I find especially evocative James Tissot’s portrayal of Jesus’ posture in two of his paintings of Jesus’ three Temptations. In the latter two, Jesus faces away from the tempter, even if he looks at what the devil points him toward seeing. Tissot’s paintings capture a subtle but important feature of Luke’s presentation of these stories. Luke tells us that Jesus was full of the Holy Spirit, and led by the Holy Spirit, in the wilderness. And Luke describes Jesus in this manner before the devil leads him up to a high place, or takes him to Jerusalem. Tissot is therefore faithful to Luke when he portrays Jesus as inwardly at peace, self-possessed and prayerful during the second and third temptations. Luke’s description of Jesus also suggests that he did not fear his temptation by the devil.
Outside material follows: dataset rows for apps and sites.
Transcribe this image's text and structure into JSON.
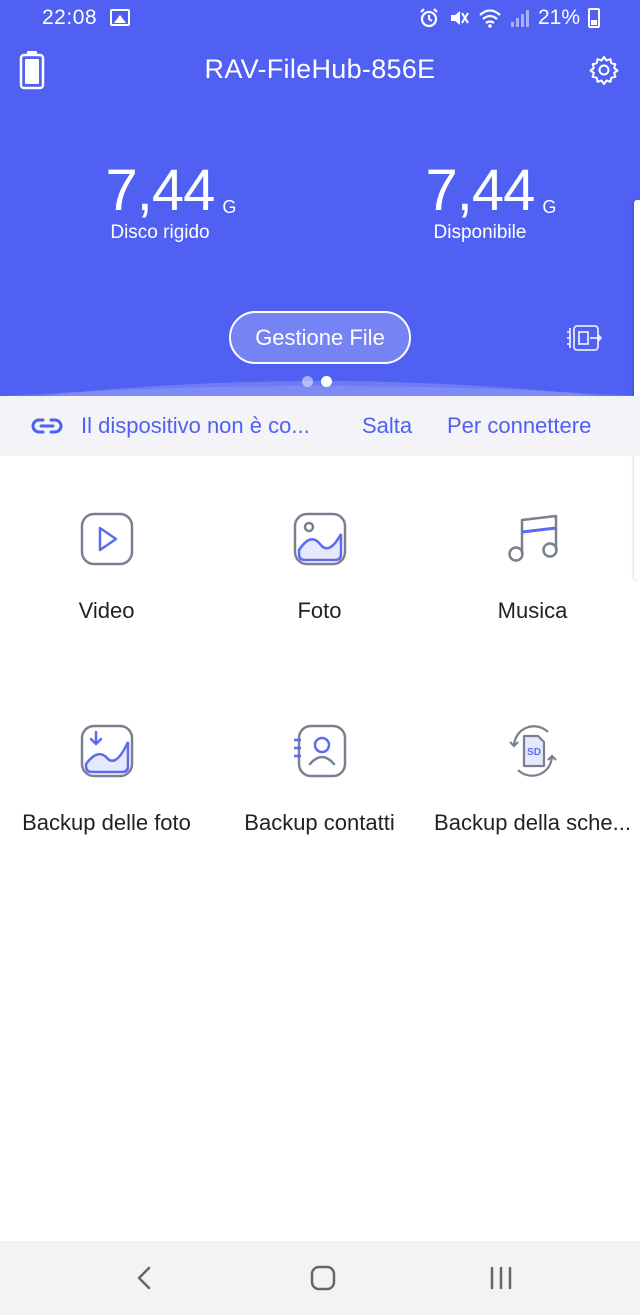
{
  "status_bar": {
    "time": "22:08",
    "battery_percent": "21%"
  },
  "header": {
    "title": "RAV-FileHub-856E",
    "storage": [
      {
        "value": "7,44",
        "unit": "G",
        "label": "Disco rigido"
      },
      {
        "value": "7,44",
        "unit": "G",
        "label": "Disponibile"
      }
    ],
    "file_button_label": "Gestione File",
    "page_dots": {
      "count": 2,
      "active": 1
    }
  },
  "connection": {
    "message": "Il dispositivo non è co...",
    "skip_label": "Salta",
    "connect_label": "Per connettere"
  },
  "grid": {
    "items": [
      {
        "label": "Video",
        "icon": "video-play-icon"
      },
      {
        "label": "Foto",
        "icon": "photo-icon"
      },
      {
        "label": "Musica",
        "icon": "music-note-icon"
      },
      {
        "label": "Backup delle foto",
        "icon": "photo-backup-icon"
      },
      {
        "label": "Backup contatti",
        "icon": "contacts-backup-icon"
      },
      {
        "label": "Backup della sche...",
        "icon": "sd-card-backup-icon"
      }
    ]
  },
  "colors": {
    "accent": "#4f60f2",
    "icon_stroke": "#7a8090",
    "icon_accent": "#5b6bf0"
  }
}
So, after our Baptism into his death and resurrection, and after receiving the indwelling gift of the Holy Spirit, why should we ever fear temptation? Even when we succumb to it! For we can always repent and return to the Lord.
Luke’s description of Jesus as full of the Spirit, and Tissot’s image of the self-possessed Jesus, provide us with a further insight. A significant part of what I think of as ‘Jesus’ self-possession stems from the fact that he is not captive to others, and not captive to material possessions. Self-possession is focussed within; possession by things and by other people happens when we are distracted by what is around us. And so, self-possession is an antidote to being possessed by our possessions. For self-possession then makes possible self-giving. This is why we should want to distinguish self-possession from our negative experience of self-absorption and self-orientation. This is because self-possession and self-giving are natural and spiritual corollaries.
This helps us see how Jesus’ temptations are so revealing about his acceptance of his vocation. For his temptations are all about how he has given himself over to God’s purposes for him, rather than about what he might take or receive for himself. In accepting his vocation to serve both God and other people, especially in his Passion and death, Jesus exemplified self-giving.
The paintings above are James Tissot’s, Jesus Taken Up Into an High Mountain, and Jesus Carried Up to a Pinnacle of the Temple. This post is based on my homily for Sunday, March 10, 2019, which can be accessed by clicking here. Other homilies of mine may be accessed by clicking here. The Revised Common Lectionary, which specifies the readings for Sundays and other Holy Days, can be accessed by clicking here.
Thank you for these thoughts, especially about vocation. “Fear God and keep God’s commandments” (Eccles.)–an O.T. way of saying it. Hardest for me is to the vocation of suffering with Christ, self-sacrifice. . . which maybe not a vocation to be striven for but a mark of the identify of Christ-followers?